When I first became a professional coach (more than a decade ago), and people asked what I did for a living, I’d simply say I was a coach. People assumed that meant I coached some type of sports team, such as soccer. That conversation would naturally lead to a correction about me being a “professional coach.” This was often followed by a quizzical look and the next question: what is that, like Tony Robbins? This ultimately led to my explanation of how I help people and businesses.
I’ve found more recently that people are starting to understand what professional coaching is. Or at least they think they do! The term is commonly used to refer to a variety of activities, many of which do not fall within the true domain of coaching.
The field of coaching is still fairly new, dating back to the 90s, but it is still unregulated. That means that anyone—yes, literally anyone—can say they are a coach. Anyone can designate him or herself as a coach. It doesn’t require a license, degree, or experience. As a result, the term has become diluted and overused. A professional coach (the key word here being professional) should have standards, ethics, and competencies that they uphold.
The International Coach Federation (ICF) is the accrediting entity that certifies schools in coach training and credentials individuals as certified coaches. In order to be certified, one must:
- Complete an accredited coach training program
- Demonstrate proficiency in coaching sessions
- Uphold ethical standards
- Pass a three-hour knowledge assessment
Here’s the tricky part: if you aren’t a member of ICF, you can say you’re a coach and not have completed any of that. That’s what I call a “fake” coach.
How Can You Tell You Have a Fake Coach?
There are many red flags. A good first step is to ask your potential life or business coach about their training, certification, and membership in the ICF. Beyond that, here are some quick giveaways that your coach is a fake.
Your Coach Tells You What to Do
The role of a coach is to facilitate a conversation that supports the client in recognizing their own strengths, resources, and answers. Coaching isn’t about telling someone how to run their business or live their life. That’s the role of a consultant, parent, or advisor. I knew of a coach who told a woman after one session that she needed to get rid of her existing business, and go back to what she was doing before, since that would get her closer to retirement. There was no discussion. Not only does this create confusion and dependency, but in the long run, it creates a high level of dissatisfaction.
Your Coach Oversimplifies Change and Human Behavior Based on a Familiarity with One Tool

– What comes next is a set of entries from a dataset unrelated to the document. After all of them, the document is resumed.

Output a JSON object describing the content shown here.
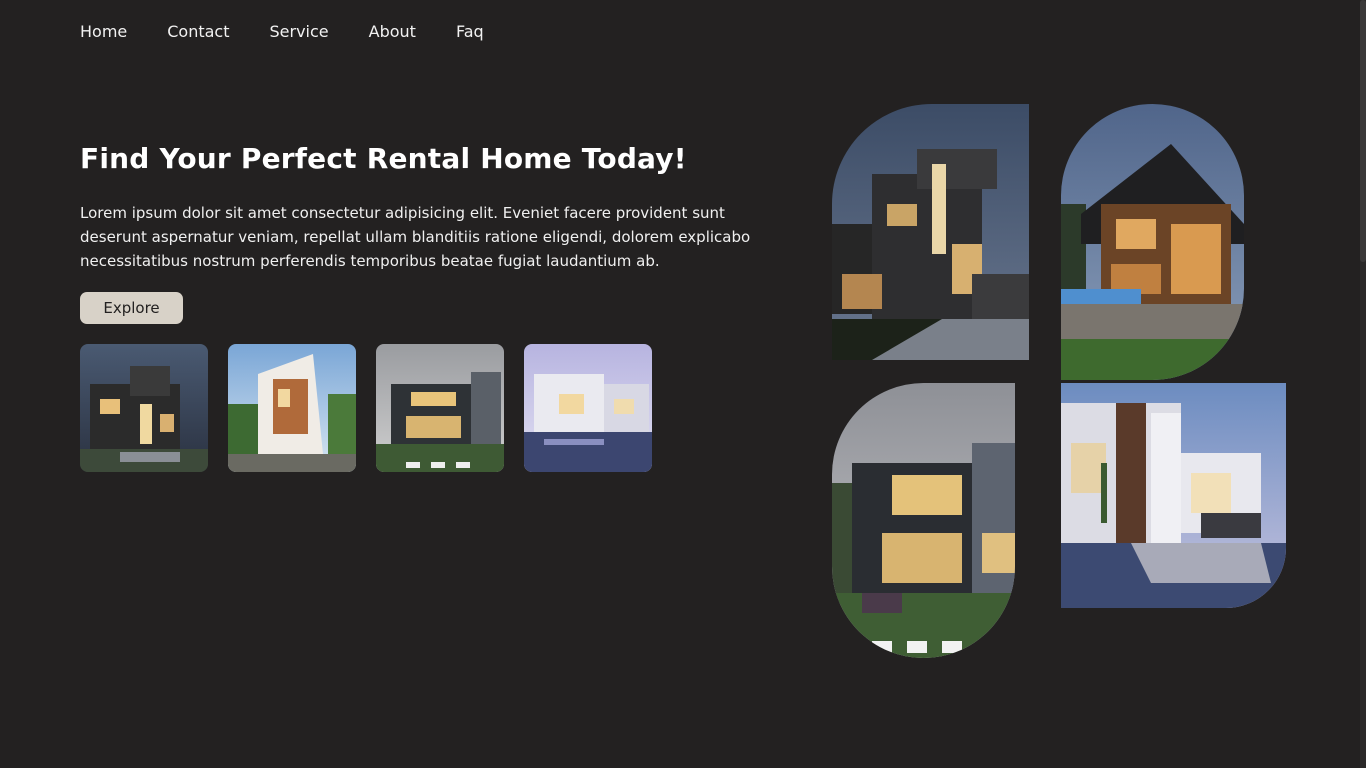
{
  "nav": {
    "items": [
      "Home",
      "Contact",
      "Service",
      "About",
      "Faq"
    ]
  },
  "hero": {
    "title": "Find Your Perfect Rental Home Today!",
    "description": "Lorem ipsum dolor sit amet consectetur adipisicing elit. Eveniet facere provident sunt deserunt aspernatur veniam, repellat ullam blanditiis ratione eligendi, dolorem explicabo necessitatibus nostrum perferendis temporibus beatae fugiat laudantium ab.",
    "button_label": "Explore"
  },
  "colors": {
    "background": "#232121",
    "button": "#d8d2c8",
    "text": "#ffffff"
  },
  "images": {
    "thumbnails": [
      "modern-house-night",
      "modern-house-wood-facade",
      "modern-house-dusk-lawn",
      "modern-house-pool-villa"
    ],
    "gallery": [
      "modern-house-night",
      "wooden-house-evening",
      "modern-house-dusk-lawn",
      "luxury-villa-pool"
    ]
  }
}
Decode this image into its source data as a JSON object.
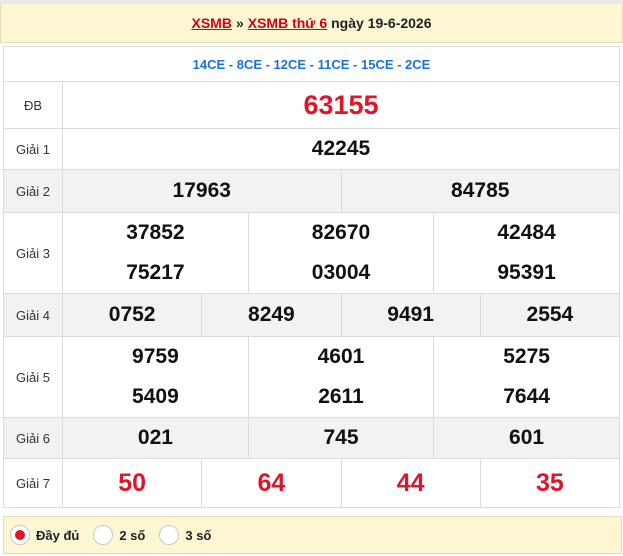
{
  "header": {
    "link1": "XSMB",
    "sep": "»",
    "link2": "XSMB thứ 6",
    "date": "ngày 19-6-2026"
  },
  "codes": "14CE - 8CE - 12CE - 11CE - 15CE - 2CE",
  "prizes": {
    "db": {
      "label": "ĐB",
      "value": "63155"
    },
    "g1": {
      "label": "Giải 1",
      "values": [
        "42245"
      ]
    },
    "g2": {
      "label": "Giải 2",
      "values": [
        "17963",
        "84785"
      ]
    },
    "g3": {
      "label": "Giải 3",
      "values": [
        "37852",
        "82670",
        "42484",
        "75217",
        "03004",
        "95391"
      ]
    },
    "g4": {
      "label": "Giải 4",
      "values": [
        "0752",
        "8249",
        "9491",
        "2554"
      ]
    },
    "g5": {
      "label": "Giải 5",
      "values": [
        "9759",
        "4601",
        "5275",
        "5409",
        "2611",
        "7644"
      ]
    },
    "g6": {
      "label": "Giải 6",
      "values": [
        "021",
        "745",
        "601"
      ]
    },
    "g7": {
      "label": "Giải 7",
      "values": [
        "50",
        "64",
        "44",
        "35"
      ]
    }
  },
  "options": [
    {
      "label": "Đầy đủ",
      "checked": true
    },
    {
      "label": "2 số",
      "checked": false
    },
    {
      "label": "3 số",
      "checked": false
    }
  ],
  "colors": {
    "accent_red": "#e0142a",
    "codes_blue": "#1a73d9",
    "banner_bg": "#fdf6d3"
  }
}
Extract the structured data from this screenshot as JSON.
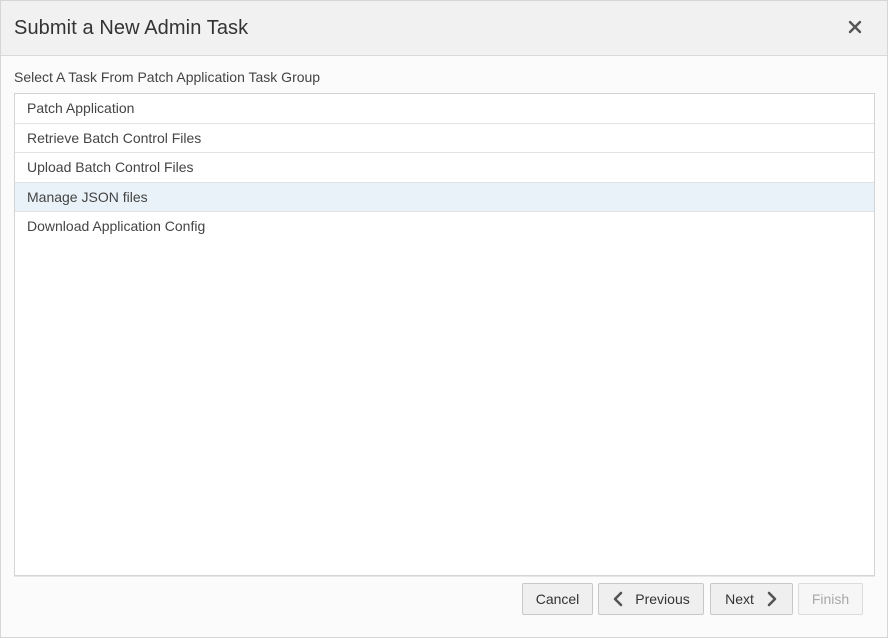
{
  "dialog": {
    "title": "Submit a New Admin Task",
    "close_icon": "close-icon"
  },
  "task_group": {
    "label": "Select A Task From Patch Application Task Group",
    "tasks": [
      {
        "label": "Patch Application",
        "selected": false
      },
      {
        "label": "Retrieve Batch Control Files",
        "selected": false
      },
      {
        "label": "Upload Batch Control Files",
        "selected": false
      },
      {
        "label": "Manage JSON files",
        "selected": true
      },
      {
        "label": "Download Application Config",
        "selected": false
      }
    ]
  },
  "footer": {
    "cancel_label": "Cancel",
    "previous_label": "Previous",
    "previous_icon": "chevron-left-icon",
    "next_label": "Next",
    "next_icon": "chevron-right-icon",
    "finish_label": "Finish",
    "finish_disabled": true
  },
  "colors": {
    "header_bg": "#f1f1f1",
    "selected_row": "#e8f2f8",
    "disabled_text": "#a8a8a8"
  }
}
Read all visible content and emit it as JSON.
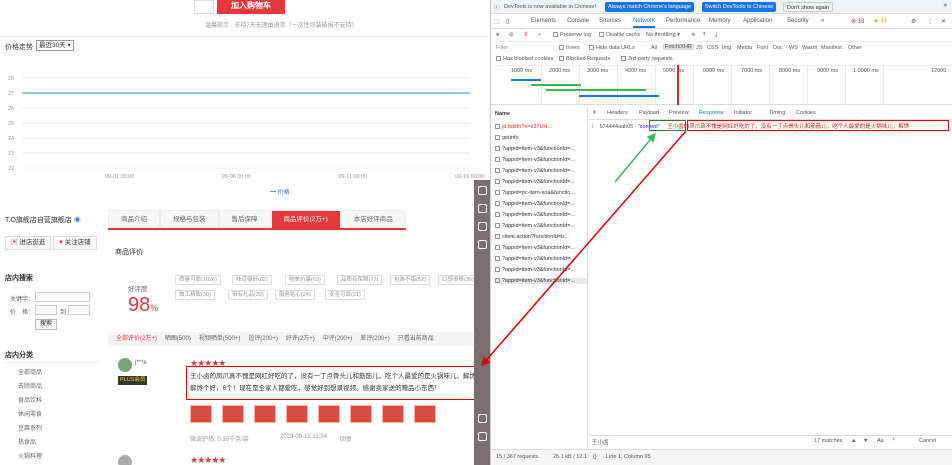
{
  "shop": {
    "buy_button": "加入购物车",
    "tip_text": "温馨提示 · 支持7天无理由退货（一次性包装破损不支持）",
    "price_trend_label": "价格走势",
    "price_select": "最近30天",
    "chart_data": {
      "type": "line",
      "x": [
        "09-01 00:00",
        "09-06 00:00",
        "09-11 00:00",
        "09-16 00:00"
      ],
      "series": [
        {
          "name": "价格",
          "values": [
            27,
            27,
            27,
            27
          ]
        }
      ],
      "ylim": [
        22,
        28
      ],
      "yticks": [
        "28",
        "27",
        "26",
        "25",
        "24",
        "23",
        "22"
      ],
      "legend": "价格",
      "colors": {
        "line": "#6ab0ff"
      }
    },
    "shop_name": "T.O旗舰店自营旗舰店",
    "enter_shop": "进店逛逛",
    "follow_shop": "关注店铺",
    "tabs": [
      "商品介绍",
      "规格与包装",
      "售后保障",
      "商品评价(2万+)",
      "本店好评商品"
    ],
    "section_title": "商品评价",
    "rate_label": "好评度",
    "rate_value": "98",
    "rate_unit": "%",
    "tags": [
      "质量可靠(1026)",
      "味道很好(82)",
      "物美价廉(63)",
      "品质有保障(77)",
      "包装不错(52)",
      "口感很棒(36)",
      "做工精致(30)",
      "带有礼品(29)",
      "服务贴心(24)",
      "安全可靠(21)"
    ],
    "filters": [
      "全部评价(2万+)",
      "晒图(500)",
      "视频晒单(500+)",
      "追评(200+)",
      "好评(2万+)",
      "中评(200+)",
      "差评(200+)",
      "只看当前商品"
    ],
    "left_search_title": "店内搜索",
    "kw_label": "关键字：",
    "price_label": "价　格：",
    "to_label": "到",
    "search_btn": "搜索",
    "cat_title": "店内分类",
    "categories": [
      "全部商品",
      "去除商品",
      "食品饮料",
      "休闲零食",
      "豆腐系列",
      "热食品",
      "火锅料理"
    ],
    "comment_user": "j***e",
    "comment_badge": "PLUS会员",
    "stars": "★★★★★",
    "comment_text": "王小卤的凤爪真不愧是网红好吃的了，没有一丁点骨头儿和筋筋儿，吃个人最爱的是火锅味儿，解馋解馋个好，6个！现在是全家人都爱吃，感觉好到想录视频。感谢卖家送的赠品小东西！",
    "comment_date": "微波炉热, 0.30千克/袋",
    "comment_time": "2023-09-12 11:34",
    "comment_reply": "回复"
  },
  "devtools": {
    "info_text": "DevTools is now available in Chinese!",
    "btn_match": "Always match Chrome's language",
    "btn_switch": "Switch DevTools to Chinese",
    "btn_dont": "Don't show again",
    "tabs": [
      "Elements",
      "Console",
      "Sources",
      "Network",
      "Performance",
      "Memory",
      "Application",
      "Security",
      "»"
    ],
    "active_tab": "Network",
    "badge_err": "18",
    "badge_warn": "11",
    "toolbar": {
      "preserve": "Preserve log",
      "disable_cache": "Disable cache",
      "throttle": "No throttling"
    },
    "filter": {
      "placeholder": "Filter",
      "invert": "Invert",
      "hide_data": "Hide data URLs",
      "types": [
        "All",
        "Fetch/XHR",
        "JS",
        "CSS",
        "Img",
        "Media",
        "Font",
        "Doc",
        "WS",
        "Wasm",
        "Manifest",
        "Other"
      ]
    },
    "checks": [
      "Has blocked cookies",
      "Blocked Requests",
      "3rd-party requests"
    ],
    "timeline_ticks": [
      "1000 ms",
      "2000 ms",
      "3000 ms",
      "4000 ms",
      "5000 ms",
      "6000 ms",
      "7000 ms",
      "8000 ms",
      "9000 ms",
      "1 0000 ms",
      "12000"
    ],
    "name_header": "Name",
    "requests": [
      "jd.bdsfn?e=z37UH...",
      "getinfo",
      "?appid=item-v3&functionId=...",
      "?appid=item-v3&functionId=...",
      "?appid=item-v3&functionId=...",
      "?appid=item-v3&functionId=...",
      "?appid=pc-item-soa&functio...",
      "?appid=item-v3&functionId=...",
      "?appid=item-v3&functionId=...",
      "?appid=item-v3&functionId=...",
      "client.action?functionId=b...",
      "?appid=item-v3&functionId=...",
      "?appid=item-v3&functionId=...",
      "?appid=item-v3&functionId=...",
      "?appid=item-v3&functionId=..."
    ],
    "detail_tabs": [
      "Headers",
      "Payload",
      "Preview",
      "Response",
      "Initiator",
      "Timing",
      "Cookies"
    ],
    "active_detail_tab": "Response",
    "resp_line_no": "1",
    "resp_prefix": "574444aab05",
    "resp_key": "\"content\"",
    "resp_value": "王小卤的凤爪真不愧是网红好吃的了，没有一丁点骨头儿和筋筋儿，吃个人最爱的是火锅味儿，解馋",
    "search_text": "王小卤",
    "search_matches": "17 matches",
    "cancel": "Cancel",
    "status_requests": "15 / 367 requests",
    "status_size": "25.1 kB / 12.1",
    "status_pos": "Line 1, Column 95"
  }
}
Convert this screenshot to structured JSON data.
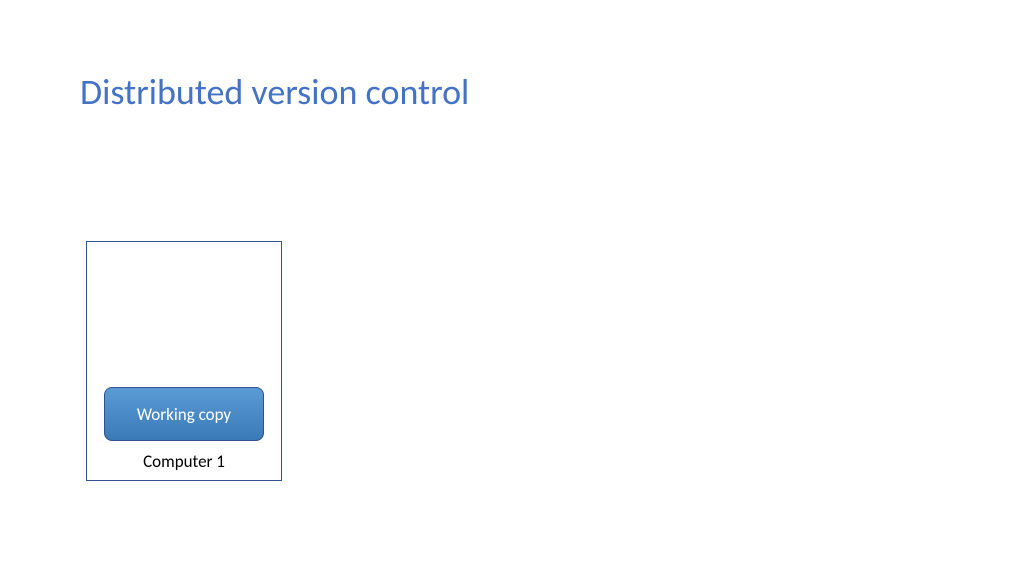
{
  "title": "Distributed version control",
  "diagram": {
    "computer": {
      "label": "Computer 1",
      "working_copy_label": "Working copy"
    }
  }
}
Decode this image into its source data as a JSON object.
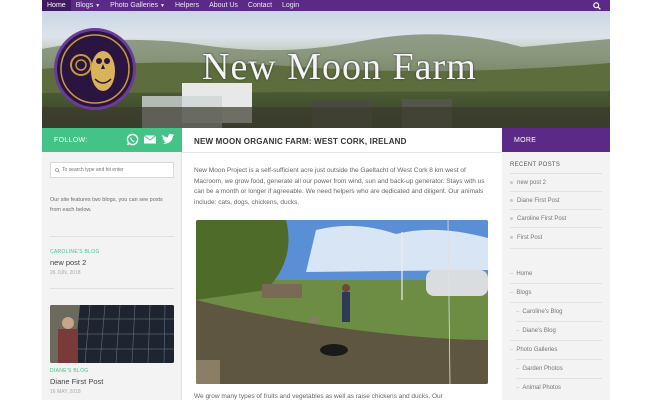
{
  "nav": {
    "items": [
      {
        "label": "Home",
        "active": true
      },
      {
        "label": "Blogs",
        "dropdown": true
      },
      {
        "label": "Photo Galleries",
        "dropdown": true
      },
      {
        "label": "Helpers"
      },
      {
        "label": "About Us"
      },
      {
        "label": "Contact"
      },
      {
        "label": "Login"
      }
    ],
    "search_icon": "search-icon"
  },
  "header": {
    "site_title": "New Moon Farm",
    "logo": "owl-logo"
  },
  "follow": {
    "label": "FOLLOW:",
    "icons": [
      "whatsapp-icon",
      "mail-icon",
      "twitter-icon"
    ]
  },
  "left_sidebar": {
    "search_placeholder": "To search type and hit enter",
    "intro": "Our site features two blogs, you can see posts from each below.",
    "posts": [
      {
        "category": "CAROLINE'S BLOG",
        "title": "new post 2",
        "date": "26 JUN, 2018"
      },
      {
        "category": "DIANE'S BLOG",
        "title": "Diane First Post",
        "date": "16 MAY, 2018"
      }
    ]
  },
  "main": {
    "heading": "NEW MOON ORGANIC FARM: WEST CORK, IRELAND",
    "paragraph": "New Moon Project is a self-sufficient acre just outside the Gaeltacht of West Cork 8 km west of Macroom, we grow food, generate all our power from wind, sun and back-up generator. Stays with us can be a month or longer if agreeable. We need helpers who are dedicated and diligent. Our animals include: cats, dogs, chickens, ducks.",
    "paragraph2": "We grow many types of fruits and vegetables as well as raise chickens and ducks. Our"
  },
  "right_sidebar": {
    "more_label": "MORE",
    "recent_title": "RECENT POSTS",
    "recent": [
      "new post 2",
      "Diane First Post",
      "Caroline First Post",
      "First Post"
    ],
    "menu": [
      {
        "label": "Home",
        "level": 1
      },
      {
        "label": "Blogs",
        "level": 1
      },
      {
        "label": "Caroline's Blog",
        "level": 2
      },
      {
        "label": "Diane's Blog",
        "level": 2
      },
      {
        "label": "Photo Galleries",
        "level": 1
      },
      {
        "label": "Garden Photos",
        "level": 2
      },
      {
        "label": "Animal Photos",
        "level": 2
      }
    ]
  },
  "colors": {
    "nav_purple": "#5a2a86",
    "follow_green": "#44c389",
    "sidebar_bg": "#f3f3f3"
  }
}
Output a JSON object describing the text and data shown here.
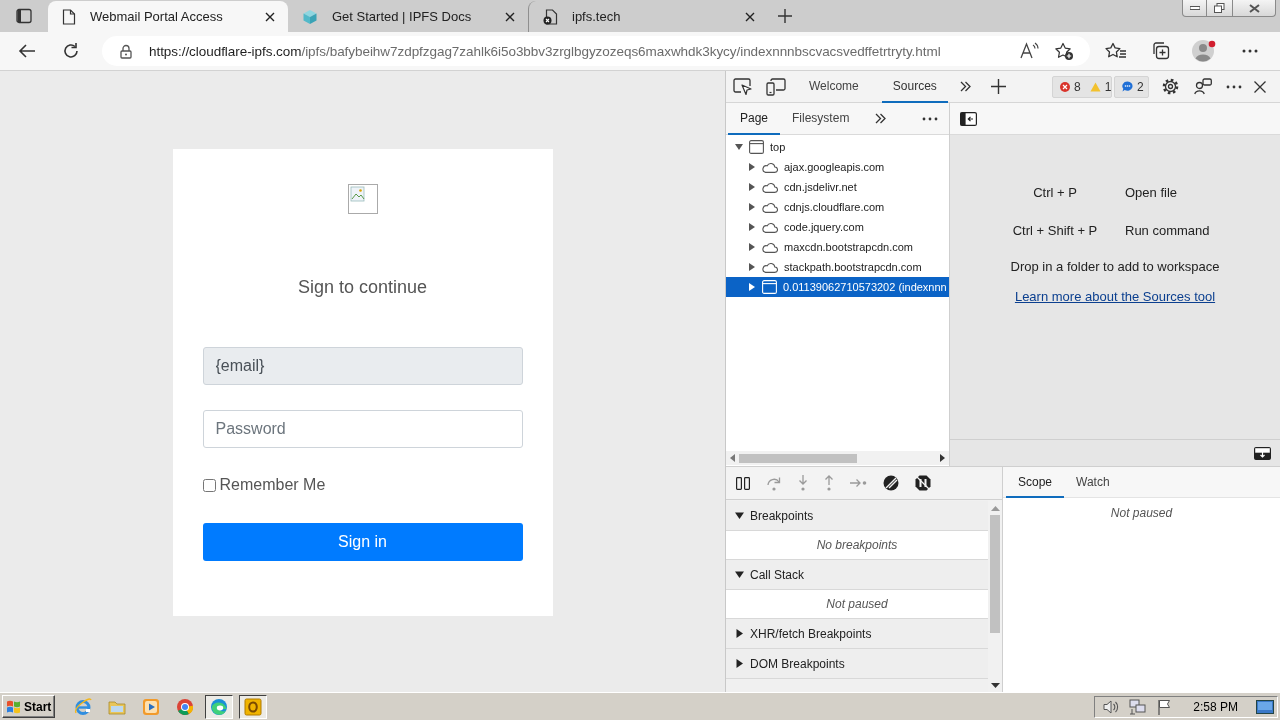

There are a plethora of tools and assessments that look at strengths, personality, behavioral style, learning style, decision-making abilities, leadership skills, and more. A fake coach is usually familiar with only one particular assessment. I say this because reading a report to a client and regurgitating the synopsis doesn’t support them in enhancing motivation and long-term behavioral change. Coaching this change requires a specific skillset.
Your Coach Overlooks Social Dynamics and Environmental Factors
As humans, we adapt based on our surroundings and our environments. Have you ever noticed, even as an adult, that when you are around your parents, you feel like a teenager all over again? That’s because we all have roles, expectations, and identities that differ at work, at home, and with family. A good coach is able to understand the external influences on our thoughts, feelings, and behaviors. They use this to empower clients to become authentic. A fake coach often overlooks these principles or minimizes their importance. It’s almost as if they say, “get over it” or “that’s no big deal.”
Your Coach is Disingenuous
I’m certainly not perfect, no one is. For instance, I can coach someone on emotional intelligence and strategies for emotional control and self-management, and still blow a gasket when I am stuck in rush hour traffic! By disingenuous coaches, I mean the ones who ooze arrogance and brag nonstop about their own success. Success in my mind is determined by the richness in your life, not the riches in your life. Richness in life encompasses the quality of your relationships, your contributions to society, and the meaning you find in your work—all of which, by the way, can be nicely compensated. A fake coach gauges success solely on dollars earned.
The next time you meet someone who says they are a coach, or if you are considering hiring a life or business coach, make sure you find out about their background, credentials, and style! That will tell you everything you need to know. If you’d like to speak with a coach who has completed an accredited training program, has experience, ethics and is a member of the ICF, contact me today for your initial consultation.